Component data from apps and pages:
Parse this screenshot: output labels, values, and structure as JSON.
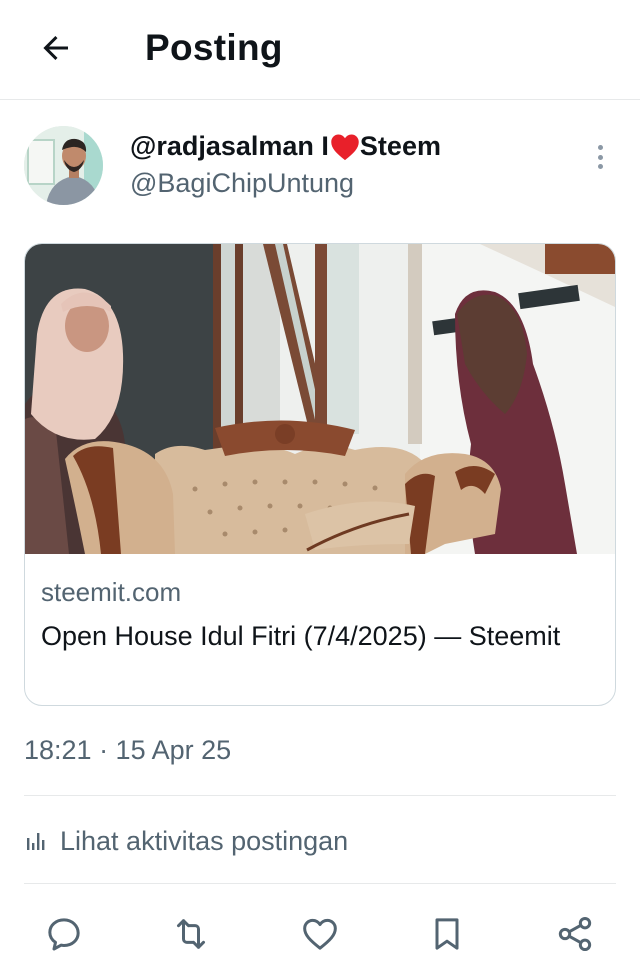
{
  "header": {
    "title": "Posting"
  },
  "author": {
    "display_name_before": "@radjasalman I",
    "display_name_after": "Steem",
    "handle": "@BagiChipUntung"
  },
  "card": {
    "domain": "steemit.com",
    "title": "Open House Idul Fitri (7/4/2025) — Steemit"
  },
  "timestamp": "18:21 · 15 Apr 25",
  "activity_label": "Lihat aktivitas postingan",
  "colors": {
    "text": "#0f1419",
    "secondary": "#536471",
    "border": "#cfd9de",
    "heart": "#f91880"
  },
  "icons": [
    "back-arrow-icon",
    "heart-emoji-icon",
    "more-dots-icon",
    "analytics-icon",
    "reply-icon",
    "retweet-icon",
    "like-icon",
    "bookmark-icon",
    "share-icon"
  ]
}
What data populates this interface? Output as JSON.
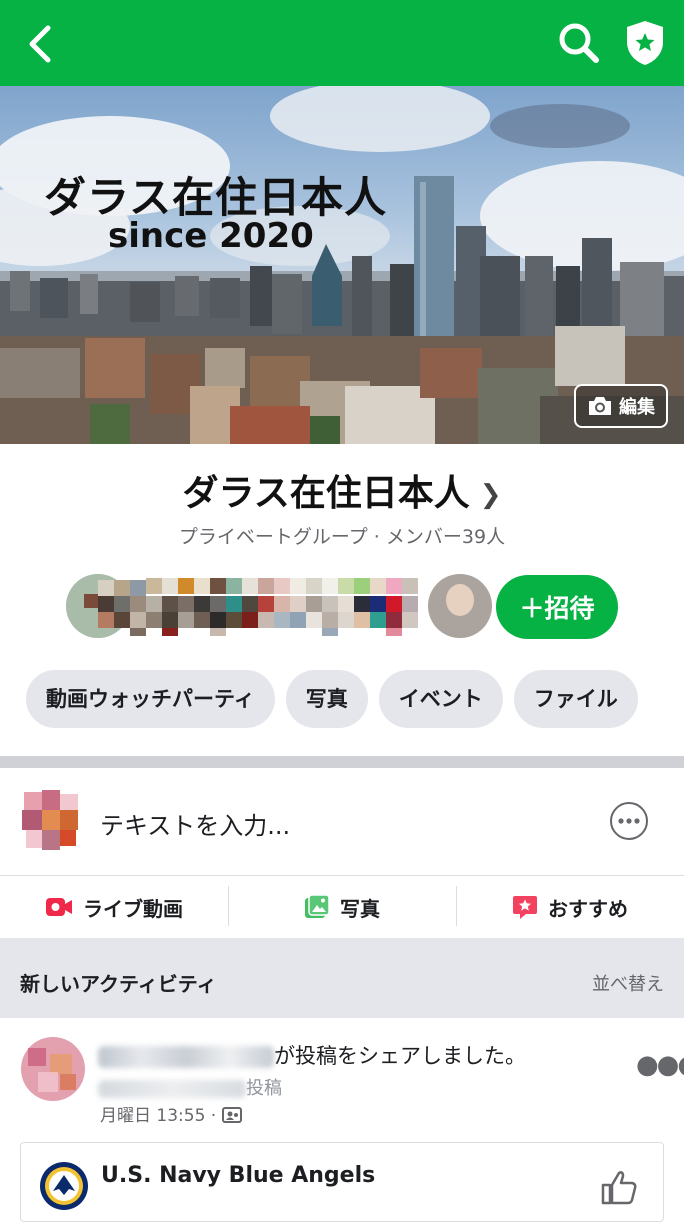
{
  "header": {
    "back_icon": "chevron-left-icon",
    "search_icon": "search-icon",
    "admin_icon": "shield-star-icon",
    "bg_color": "#06b244"
  },
  "cover": {
    "title": "ダラス在住日本人",
    "subtitle": "since 2020",
    "edit_label": "編集"
  },
  "group": {
    "name": "ダラス在住日本人",
    "meta": "プライベートグループ · メンバー39人",
    "invite_label": "＋招待"
  },
  "chips": [
    "動画ウォッチパーティ",
    "写真",
    "イベント",
    "ファイル"
  ],
  "composer": {
    "placeholder": "テキストを入力..."
  },
  "actions": [
    {
      "label": "ライブ動画",
      "icon": "live-video-icon",
      "color": "#f02849"
    },
    {
      "label": "写真",
      "icon": "photo-icon",
      "color": "#45bd62"
    },
    {
      "label": "おすすめ",
      "icon": "recommend-icon",
      "color": "#f3425f"
    }
  ],
  "activity": {
    "title": "新しいアクティビティ",
    "sort_label": "並べ替え"
  },
  "post": {
    "action_text": "が投稿をシェアしました。",
    "sub_text": "投稿",
    "time": "月曜日 13:55 ·",
    "shared_page_name": "U.S. Navy Blue Angels"
  }
}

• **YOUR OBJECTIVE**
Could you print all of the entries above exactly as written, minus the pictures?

• **ANSWER BELOW**
Parse this screenshot: output labels, values, and structure as JSON.
{
  "header": {
    "title": "Posting"
  },
  "author": {
    "display_name_before": "@radjasalman I",
    "display_name_after": "Steem",
    "handle": "@BagiChipUntung"
  },
  "card": {
    "domain": "steemit.com",
    "title": "Open House Idul Fitri (7/4/2025) — Steemit"
  },
  "timestamp": "18:21 · 15 Apr 25",
  "activity_label": "Lihat aktivitas postingan",
  "colors": {
    "text": "#0f1419",
    "secondary": "#536471",
    "border": "#cfd9de",
    "heart": "#f91880"
  },
  "icons": [
    "back-arrow-icon",
    "heart-emoji-icon",
    "more-dots-icon",
    "analytics-icon",
    "reply-icon",
    "retweet-icon",
    "like-icon",
    "bookmark-icon",
    "share-icon"
  ]
}
What data populates this interface? Output as JSON.
{
  "header": {
    "back_icon": "chevron-left-icon",
    "search_icon": "search-icon",
    "admin_icon": "shield-star-icon",
    "bg_color": "#06b244"
  },
  "cover": {
    "title": "ダラス在住日本人",
    "subtitle": "since 2020",
    "edit_label": "編集"
  },
  "group": {
    "name": "ダラス在住日本人",
    "meta": "プライベートグループ · メンバー39人",
    "invite_label": "＋招待"
  },
  "chips": [
    "動画ウォッチパーティ",
    "写真",
    "イベント",
    "ファイル"
  ],
  "composer": {
    "placeholder": "テキストを入力..."
  },
  "actions": [
    {
      "label": "ライブ動画",
      "icon": "live-video-icon",
      "color": "#f02849"
    },
    {
      "label": "写真",
      "icon": "photo-icon",
      "color": "#45bd62"
    },
    {
      "label": "おすすめ",
      "icon": "recommend-icon",
      "color": "#f3425f"
    }
  ],
  "activity": {
    "title": "新しいアクティビティ",
    "sort_label": "並べ替え"
  },
  "post": {
    "action_text": "が投稿をシェアしました。",
    "sub_text": "投稿",
    "time": "月曜日 13:55 ·",
    "shared_page_name": "U.S. Navy Blue Angels"
  }
}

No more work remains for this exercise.